The entries below should be written out again exactly as they stand.

--- RECORDS FOR THE TASK ---

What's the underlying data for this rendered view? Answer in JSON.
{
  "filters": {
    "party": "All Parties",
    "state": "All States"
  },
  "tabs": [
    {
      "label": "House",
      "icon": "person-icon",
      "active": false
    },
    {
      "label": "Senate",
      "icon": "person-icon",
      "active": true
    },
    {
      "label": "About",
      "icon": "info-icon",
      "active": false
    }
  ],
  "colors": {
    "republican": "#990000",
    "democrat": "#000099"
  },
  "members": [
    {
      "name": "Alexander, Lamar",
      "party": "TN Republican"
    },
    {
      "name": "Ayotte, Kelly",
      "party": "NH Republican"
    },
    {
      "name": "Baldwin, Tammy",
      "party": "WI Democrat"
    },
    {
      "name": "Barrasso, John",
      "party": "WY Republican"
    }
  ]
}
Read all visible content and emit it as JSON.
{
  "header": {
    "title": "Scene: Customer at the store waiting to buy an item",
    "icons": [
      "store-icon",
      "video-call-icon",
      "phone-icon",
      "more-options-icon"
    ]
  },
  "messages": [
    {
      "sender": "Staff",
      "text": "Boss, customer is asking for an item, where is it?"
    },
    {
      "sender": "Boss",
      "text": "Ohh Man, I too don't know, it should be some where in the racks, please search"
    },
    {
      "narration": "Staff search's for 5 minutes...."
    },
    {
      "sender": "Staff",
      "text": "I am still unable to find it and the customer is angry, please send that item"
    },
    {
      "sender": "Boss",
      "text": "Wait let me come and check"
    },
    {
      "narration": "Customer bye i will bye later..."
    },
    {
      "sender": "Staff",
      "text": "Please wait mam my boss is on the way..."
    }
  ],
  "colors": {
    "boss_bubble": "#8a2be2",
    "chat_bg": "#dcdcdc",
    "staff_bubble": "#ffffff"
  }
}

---

TASK ANSWER -
What's the underlying data for this rendered view? Answer in JSON.
{
  "filters": {
    "party": "All Parties",
    "state": "All States"
  },
  "tabs": [
    {
      "label": "House",
      "icon": "person-icon",
      "active": false
    },
    {
      "label": "Senate",
      "icon": "person-icon",
      "active": true
    },
    {
      "label": "About",
      "icon": "info-icon",
      "active": false
    }
  ],
  "colors": {
    "republican": "#990000",
    "democrat": "#000099"
  },
  "members": [
    {
      "name": "Alexander, Lamar",
      "party": "TN Republican"
    },
    {
      "name": "Ayotte, Kelly",
      "party": "NH Republican"
    },
    {
      "name": "Baldwin, Tammy",
      "party": "WI Democrat"
    },
    {
      "name": "Barrasso, John",
      "party": "WY Republican"
    }
  ]
}
Read all visible content and emit it as JSON.
{
  "header": {
    "title": "Scene: Customer at the store waiting to buy an item",
    "icons": [
      "store-icon",
      "video-call-icon",
      "phone-icon",
      "more-options-icon"
    ]
  },
  "messages": [
    {
      "sender": "Staff",
      "text": "Boss, customer is asking for an item, where is it?"
    },
    {
      "sender": "Boss",
      "text": "Ohh Man, I too don't know, it should be some where in the racks, please search"
    },
    {
      "narration": "Staff search's for 5 minutes...."
    },
    {
      "sender": "Staff",
      "text": "I am still unable to find it and the customer is angry, please send that item"
    },
    {
      "sender": "Boss",
      "text": "Wait let me come and check"
    },
    {
      "narration": "Customer bye i will bye later..."
    },
    {
      "sender": "Staff",
      "text": "Please wait mam my boss is on the way..."
    }
  ],
  "colors": {
    "boss_bubble": "#8a2be2",
    "chat_bg": "#dcdcdc",
    "staff_bubble": "#ffffff"
  }
}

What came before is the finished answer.